* _Stored data entries_
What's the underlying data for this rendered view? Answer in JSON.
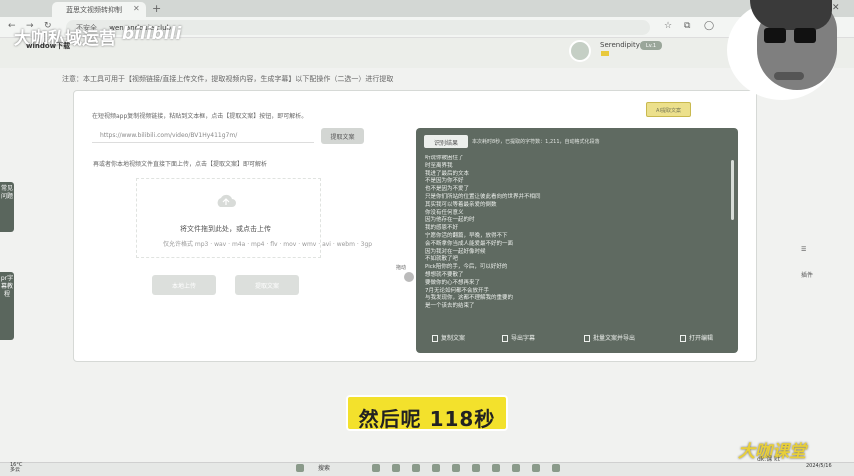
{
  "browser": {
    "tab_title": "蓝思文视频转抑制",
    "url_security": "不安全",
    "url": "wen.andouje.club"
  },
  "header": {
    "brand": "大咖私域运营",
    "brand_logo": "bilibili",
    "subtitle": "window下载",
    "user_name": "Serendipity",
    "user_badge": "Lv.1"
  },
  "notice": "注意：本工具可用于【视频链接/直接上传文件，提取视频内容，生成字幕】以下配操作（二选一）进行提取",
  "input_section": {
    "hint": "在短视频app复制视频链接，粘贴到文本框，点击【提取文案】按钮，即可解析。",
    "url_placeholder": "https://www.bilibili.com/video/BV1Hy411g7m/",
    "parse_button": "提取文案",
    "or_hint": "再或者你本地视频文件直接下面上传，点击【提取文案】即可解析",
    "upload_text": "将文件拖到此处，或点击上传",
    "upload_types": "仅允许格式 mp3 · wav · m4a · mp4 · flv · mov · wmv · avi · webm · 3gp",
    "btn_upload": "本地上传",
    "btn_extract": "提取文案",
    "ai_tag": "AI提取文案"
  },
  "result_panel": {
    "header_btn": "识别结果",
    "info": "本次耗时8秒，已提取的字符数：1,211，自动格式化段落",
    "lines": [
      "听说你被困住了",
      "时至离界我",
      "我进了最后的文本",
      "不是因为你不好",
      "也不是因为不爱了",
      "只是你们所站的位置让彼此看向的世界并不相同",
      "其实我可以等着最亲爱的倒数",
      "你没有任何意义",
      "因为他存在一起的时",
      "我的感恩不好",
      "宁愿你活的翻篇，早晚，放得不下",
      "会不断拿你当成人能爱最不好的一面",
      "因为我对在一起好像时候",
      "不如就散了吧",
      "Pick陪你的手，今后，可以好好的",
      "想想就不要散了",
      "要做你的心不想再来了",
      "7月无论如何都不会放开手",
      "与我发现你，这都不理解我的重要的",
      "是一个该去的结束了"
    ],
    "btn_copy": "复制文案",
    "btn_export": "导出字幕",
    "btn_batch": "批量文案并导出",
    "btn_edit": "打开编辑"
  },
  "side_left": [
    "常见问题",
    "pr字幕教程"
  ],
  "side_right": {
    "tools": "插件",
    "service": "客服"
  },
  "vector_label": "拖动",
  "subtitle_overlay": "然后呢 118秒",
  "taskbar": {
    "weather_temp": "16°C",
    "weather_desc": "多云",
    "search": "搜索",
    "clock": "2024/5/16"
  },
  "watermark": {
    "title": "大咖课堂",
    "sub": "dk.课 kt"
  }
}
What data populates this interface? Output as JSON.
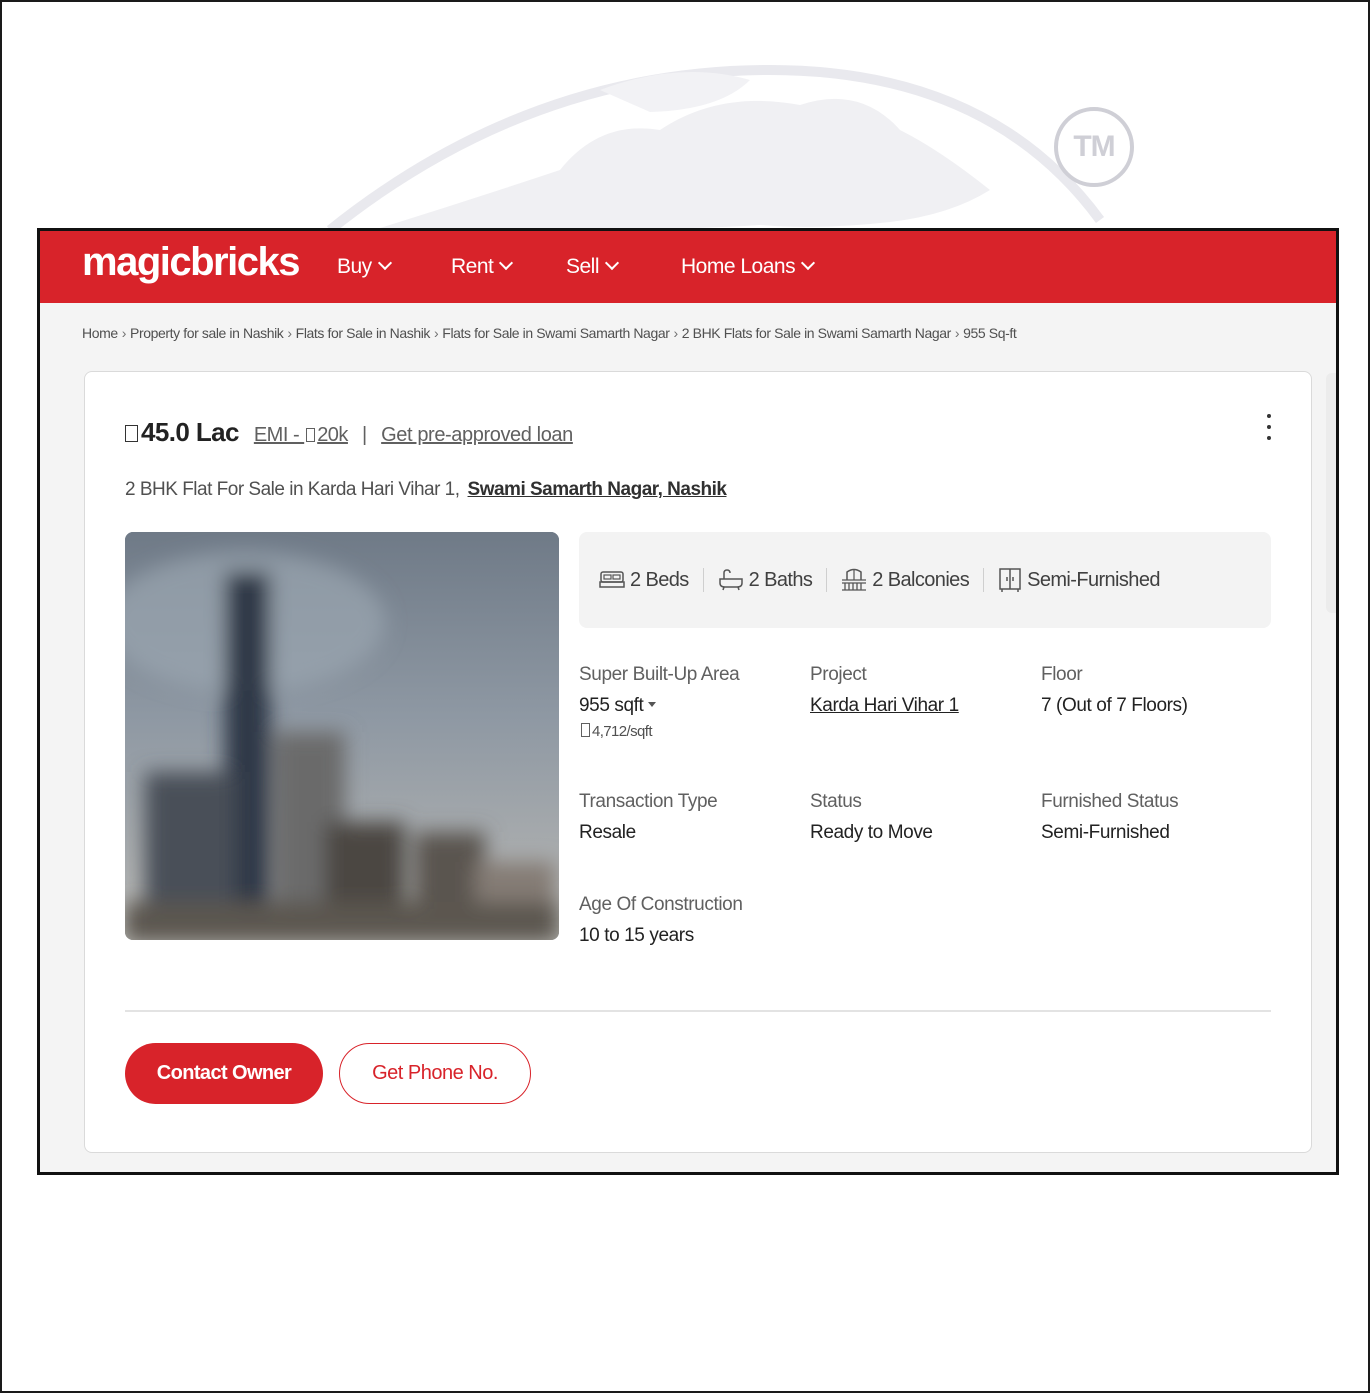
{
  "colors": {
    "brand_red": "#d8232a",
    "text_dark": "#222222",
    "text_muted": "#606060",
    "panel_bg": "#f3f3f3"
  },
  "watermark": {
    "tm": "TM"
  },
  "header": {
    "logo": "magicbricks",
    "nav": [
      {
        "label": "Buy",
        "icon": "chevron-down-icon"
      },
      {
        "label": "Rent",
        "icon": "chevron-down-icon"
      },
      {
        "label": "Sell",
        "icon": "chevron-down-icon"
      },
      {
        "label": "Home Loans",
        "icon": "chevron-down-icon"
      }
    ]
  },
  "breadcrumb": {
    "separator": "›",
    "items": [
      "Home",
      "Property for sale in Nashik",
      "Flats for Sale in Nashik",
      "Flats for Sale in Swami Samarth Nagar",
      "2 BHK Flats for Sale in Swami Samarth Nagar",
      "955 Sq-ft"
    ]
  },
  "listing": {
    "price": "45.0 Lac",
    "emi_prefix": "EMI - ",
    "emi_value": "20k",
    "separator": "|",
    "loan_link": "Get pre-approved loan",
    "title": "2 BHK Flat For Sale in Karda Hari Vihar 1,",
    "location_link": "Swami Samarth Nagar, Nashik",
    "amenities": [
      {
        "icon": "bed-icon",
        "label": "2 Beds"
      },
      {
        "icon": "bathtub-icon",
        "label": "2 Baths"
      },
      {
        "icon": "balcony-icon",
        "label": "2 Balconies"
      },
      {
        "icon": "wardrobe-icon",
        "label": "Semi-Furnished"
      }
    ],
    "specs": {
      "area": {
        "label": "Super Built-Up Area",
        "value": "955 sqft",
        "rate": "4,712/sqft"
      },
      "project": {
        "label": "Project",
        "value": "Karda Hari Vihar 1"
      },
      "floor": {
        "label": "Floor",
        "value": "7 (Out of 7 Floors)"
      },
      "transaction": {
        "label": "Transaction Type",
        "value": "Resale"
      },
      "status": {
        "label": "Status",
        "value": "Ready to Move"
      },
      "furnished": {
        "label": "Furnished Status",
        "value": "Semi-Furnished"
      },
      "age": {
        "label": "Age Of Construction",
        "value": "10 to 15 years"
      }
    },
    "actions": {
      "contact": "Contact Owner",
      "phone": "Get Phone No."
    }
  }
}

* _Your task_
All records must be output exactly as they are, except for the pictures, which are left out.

* _Output below_
What's the underlying data for this rendered view? Answer in JSON.
{
  "browser": {
    "tab_title": "蓝思文视频转抑制",
    "url_security": "不安全",
    "url": "wen.andouje.club"
  },
  "header": {
    "brand": "大咖私域运营",
    "brand_logo": "bilibili",
    "subtitle": "window下载",
    "user_name": "Serendipity",
    "user_badge": "Lv.1"
  },
  "notice": "注意：本工具可用于【视频链接/直接上传文件，提取视频内容，生成字幕】以下配操作（二选一）进行提取",
  "input_section": {
    "hint": "在短视频app复制视频链接，粘贴到文本框，点击【提取文案】按钮，即可解析。",
    "url_placeholder": "https://www.bilibili.com/video/BV1Hy411g7m/",
    "parse_button": "提取文案",
    "or_hint": "再或者你本地视频文件直接下面上传，点击【提取文案】即可解析",
    "upload_text": "将文件拖到此处，或点击上传",
    "upload_types": "仅允许格式 mp3 · wav · m4a · mp4 · flv · mov · wmv · avi · webm · 3gp",
    "btn_upload": "本地上传",
    "btn_extract": "提取文案",
    "ai_tag": "AI提取文案"
  },
  "result_panel": {
    "header_btn": "识别结果",
    "info": "本次耗时8秒，已提取的字符数：1,211，自动格式化段落",
    "lines": [
      "听说你被困住了",
      "时至离界我",
      "我进了最后的文本",
      "不是因为你不好",
      "也不是因为不爱了",
      "只是你们所站的位置让彼此看向的世界并不相同",
      "其实我可以等着最亲爱的倒数",
      "你没有任何意义",
      "因为他存在一起的时",
      "我的感恩不好",
      "宁愿你活的翻篇，早晚，放得不下",
      "会不断拿你当成人能爱最不好的一面",
      "因为我对在一起好像时候",
      "不如就散了吧",
      "Pick陪你的手，今后，可以好好的",
      "想想就不要散了",
      "要做你的心不想再来了",
      "7月无论如何都不会放开手",
      "与我发现你，这都不理解我的重要的",
      "是一个该去的结束了"
    ],
    "btn_copy": "复制文案",
    "btn_export": "导出字幕",
    "btn_batch": "批量文案并导出",
    "btn_edit": "打开编辑"
  },
  "side_left": [
    "常见问题",
    "pr字幕教程"
  ],
  "side_right": {
    "tools": "插件",
    "service": "客服"
  },
  "vector_label": "拖动",
  "subtitle_overlay": "然后呢 118秒",
  "taskbar": {
    "weather_temp": "16°C",
    "weather_desc": "多云",
    "search": "搜索",
    "clock": "2024/5/16"
  },
  "watermark": {
    "title": "大咖课堂",
    "sub": "dk.课 kt"
  }
}
What data populates this interface? Output as JSON.
{
  "colors": {
    "brand_red": "#d8232a",
    "text_dark": "#222222",
    "text_muted": "#606060",
    "panel_bg": "#f3f3f3"
  },
  "watermark": {
    "tm": "TM"
  },
  "header": {
    "logo": "magicbricks",
    "nav": [
      {
        "label": "Buy",
        "icon": "chevron-down-icon"
      },
      {
        "label": "Rent",
        "icon": "chevron-down-icon"
      },
      {
        "label": "Sell",
        "icon": "chevron-down-icon"
      },
      {
        "label": "Home Loans",
        "icon": "chevron-down-icon"
      }
    ]
  },
  "breadcrumb": {
    "separator": "›",
    "items": [
      "Home",
      "Property for sale in Nashik",
      "Flats for Sale in Nashik",
      "Flats for Sale in Swami Samarth Nagar",
      "2 BHK Flats for Sale in Swami Samarth Nagar",
      "955 Sq-ft"
    ]
  },
  "listing": {
    "price": "45.0 Lac",
    "emi_prefix": "EMI - ",
    "emi_value": "20k",
    "separator": "|",
    "loan_link": "Get pre-approved loan",
    "title": "2 BHK Flat For Sale in Karda Hari Vihar 1,",
    "location_link": "Swami Samarth Nagar, Nashik",
    "amenities": [
      {
        "icon": "bed-icon",
        "label": "2 Beds"
      },
      {
        "icon": "bathtub-icon",
        "label": "2 Baths"
      },
      {
        "icon": "balcony-icon",
        "label": "2 Balconies"
      },
      {
        "icon": "wardrobe-icon",
        "label": "Semi-Furnished"
      }
    ],
    "specs": {
      "area": {
        "label": "Super Built-Up Area",
        "value": "955 sqft",
        "rate": "4,712/sqft"
      },
      "project": {
        "label": "Project",
        "value": "Karda Hari Vihar 1"
      },
      "floor": {
        "label": "Floor",
        "value": "7 (Out of 7 Floors)"
      },
      "transaction": {
        "label": "Transaction Type",
        "value": "Resale"
      },
      "status": {
        "label": "Status",
        "value": "Ready to Move"
      },
      "furnished": {
        "label": "Furnished Status",
        "value": "Semi-Furnished"
      },
      "age": {
        "label": "Age Of Construction",
        "value": "10 to 15 years"
      }
    },
    "actions": {
      "contact": "Contact Owner",
      "phone": "Get Phone No."
    }
  }
}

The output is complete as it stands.